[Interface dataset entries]
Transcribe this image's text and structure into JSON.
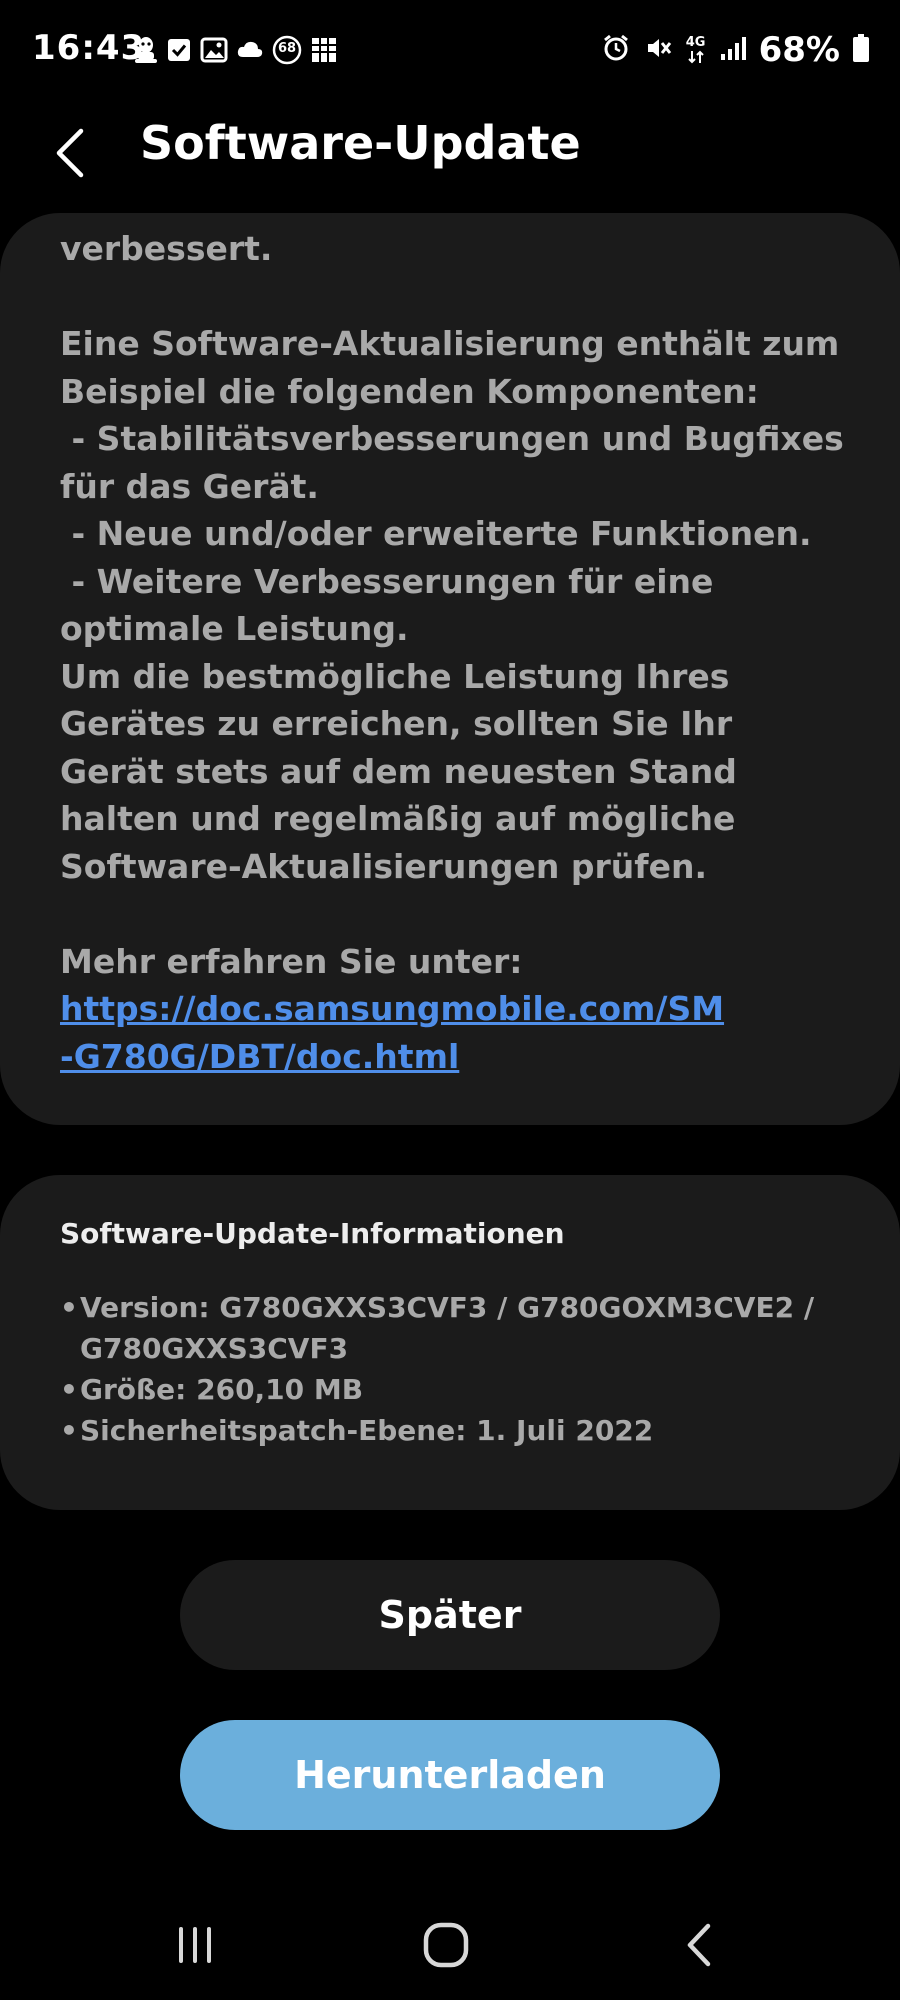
{
  "status_bar": {
    "time": "16:43",
    "notification_icons": [
      "alien-icon",
      "checkbox-icon",
      "gallery-icon",
      "cloud-icon",
      "badge-68-icon",
      "grid-icon"
    ],
    "badge_number": "68",
    "right_icons": [
      "alarm-icon",
      "mute-icon",
      "network-4g-icon",
      "signal-icon",
      "battery-icon"
    ],
    "network_label": "4G",
    "battery_percent": "68%"
  },
  "header": {
    "title": "Software-Update"
  },
  "description": {
    "text_before_link": "verbessert.\n\nEine Software-Aktualisierung enthält zum\nBeispiel die folgenden Komponenten:\n - Stabilitätsverbesserungen und Bugfixes\nfür das Gerät.\n - Neue und/oder erweiterte Funktionen.\n - Weitere Verbesserungen für eine\noptimale Leistung.\nUm die bestmögliche Leistung Ihres\nGerätes zu erreichen, sollten Sie Ihr\nGerät stets auf dem neuesten Stand\nhalten und regelmäßig auf mögliche\nSoftware-Aktualisierungen prüfen.\n\nMehr erfahren Sie unter:\n",
    "link_line1": "https://doc.samsungmobile.com/SM",
    "link_line2": "-G780G/DBT/doc.html"
  },
  "info": {
    "title": "Software-Update-Informationen",
    "version": "Version: G780GXXS3CVF3 / G780GOXM3CVE2 / G780GXXS3CVF3",
    "size": "Größe: 260,10 MB",
    "security_patch": "Sicherheitspatch-Ebene: 1. Juli 2022"
  },
  "buttons": {
    "later_label": "Später",
    "download_label": "Herunterladen"
  },
  "nav_bar": {
    "icons": [
      "recent-apps-icon",
      "home-icon",
      "nav-back-icon"
    ]
  },
  "colors": {
    "background": "#000000",
    "card": "#1b1b1b",
    "body_text": "#a9a9a9",
    "link": "#4f8ee9",
    "primary_button": "#6bafdc"
  }
}
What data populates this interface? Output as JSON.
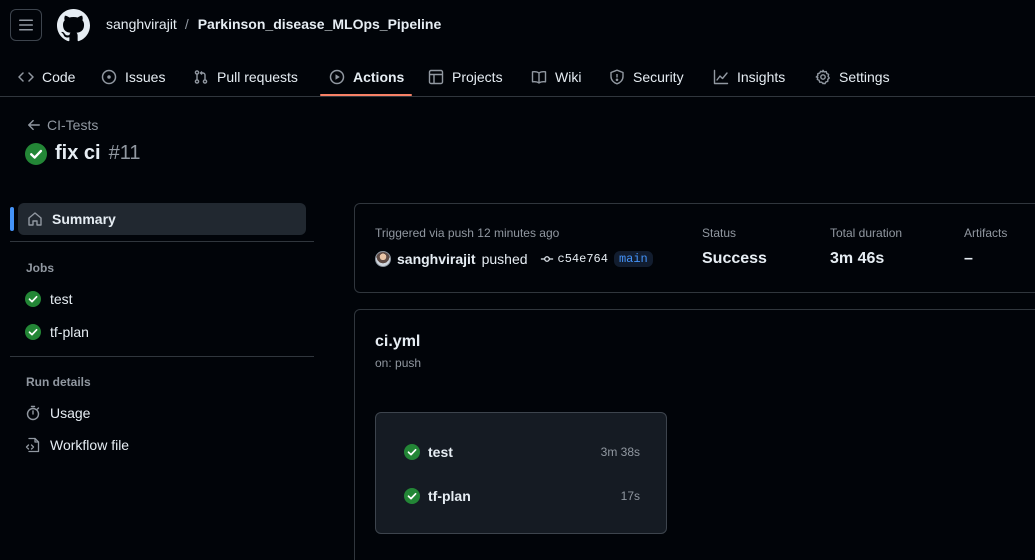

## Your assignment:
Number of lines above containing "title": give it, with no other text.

## Reply to the task:
2